Part of the Titanic parable is of arrogance, of hubris, of the sense that we’re too big to fail. Well, where have we heard that one before?
There was this big machine, this human system, that was pushing forward with so much momentum that it couldn’t turn, it couldn’t stop in time to avert a disaster. And that’s what we have right now.
Within that human system on board that ship, if you want to make it a microcosm of the world, you have different classes, you’ve got first class, second class, third class. In our world right now you’ve got developed nations, undeveloped nations.
You’ve got the starving millions who are going to be the ones most affected by the next iceberg that we hit, which is going to be climate change. We can see that iceberg ahead of us right now, but we can’t turn.

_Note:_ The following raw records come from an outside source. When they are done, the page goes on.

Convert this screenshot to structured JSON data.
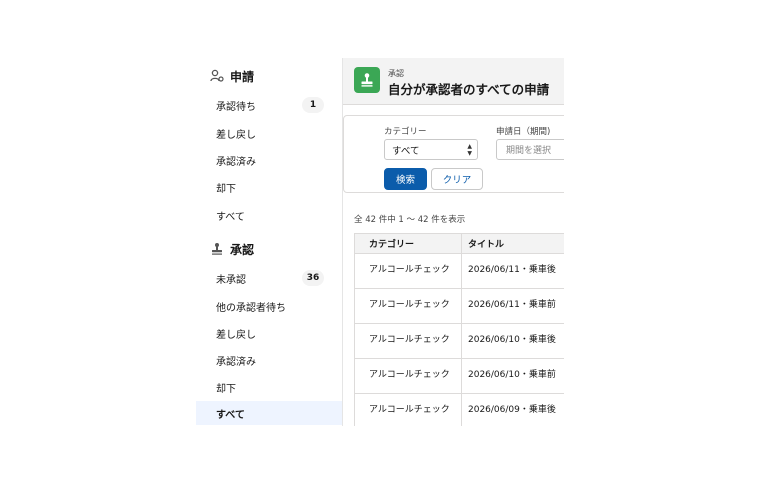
{
  "sidebar": {
    "request_section": {
      "title": "申請"
    },
    "request_items": [
      {
        "label": "承認待ち",
        "badge": "1"
      },
      {
        "label": "差し戻し"
      },
      {
        "label": "承認済み"
      },
      {
        "label": "却下"
      },
      {
        "label": "すべて"
      }
    ],
    "approval_section": {
      "title": "承認"
    },
    "approval_items": [
      {
        "label": "未承認",
        "badge": "36"
      },
      {
        "label": "他の承認者待ち"
      },
      {
        "label": "差し戻し"
      },
      {
        "label": "承認済み"
      },
      {
        "label": "却下"
      },
      {
        "label": "すべて"
      }
    ]
  },
  "header": {
    "eyebrow": "承認",
    "title": "自分が承認者のすべての申請",
    "icon_color": "#3ba755"
  },
  "filters": {
    "category_label": "カテゴリー",
    "category_value": "すべて",
    "date_label": "申請日（期間)",
    "date_placeholder": "期間を選択",
    "search_button": "検索",
    "clear_button": "クリア"
  },
  "results": {
    "count_text": "全 42 件中 1 〜 42 件を表示"
  },
  "table": {
    "columns": [
      "カテゴリー",
      "タイトル"
    ],
    "rows": [
      {
        "category": "アルコールチェック",
        "title": "2026/06/11・乗車後"
      },
      {
        "category": "アルコールチェック",
        "title": "2026/06/11・乗車前"
      },
      {
        "category": "アルコールチェック",
        "title": "2026/06/10・乗車後"
      },
      {
        "category": "アルコールチェック",
        "title": "2026/06/10・乗車前"
      },
      {
        "category": "アルコールチェック",
        "title": "2026/06/09・乗車後"
      }
    ]
  },
  "colors": {
    "primary": "#0b5cab",
    "active_bg": "#eef4ff",
    "header_bg": "#f3f3f3"
  }
}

We can’t turn because of the momentum of the system, the political momentum, the business momentum. There too many people making money out of the system, the way the system works right now and those people frankly have their hands on the levers of power and aren’t ready to let ‘em go.
Until they do we will not be able to turn to miss that iceberg and we’re going to hit it, and when we hit it, the rich are still going to be able to get their access to food, to arable land, to water and so on. It’s going to be poor, it’s going to be the steerage that are going to be impacted. It’s the same with Titanic.
I think that’s why this story will always fascinate people. Because it’s a perfect little encapsulation of the world, and all social spectra, but until our lives are really put at risk, the moment of truth, we don’t know what we would do. And that’s my final word.
Friday, 13 April 2012
Accelerating into the Dark III: the Titanic as Metaphor for Civilization
Continuing with the theme of metaphors and analogies for the unfolding crisis of civilization, Joe Romm has a great post on the hundred year memorial of the sinking of the Titanic. This is a modern morality tale that has much to tell us about our attitudes to threats such as global warming and ecological degradation. The best part is probably the transcript of James Cameron's talk on the National Geographic Channel that makes some remarkably strong links between the Titanic and our current climate situation. [Addendum: In fact, the more I read Cameron's quote, the better and better it seems as a little piece of mereological and systems analysis, I'm writing a lot about momentum at the moment, plus operational closure, as I wrestle with The Democracy of Objects. This is getting filed away for inclusion in the current book project. One wonders what descending to the bottom of the Mariana Trench does for one's perspective?]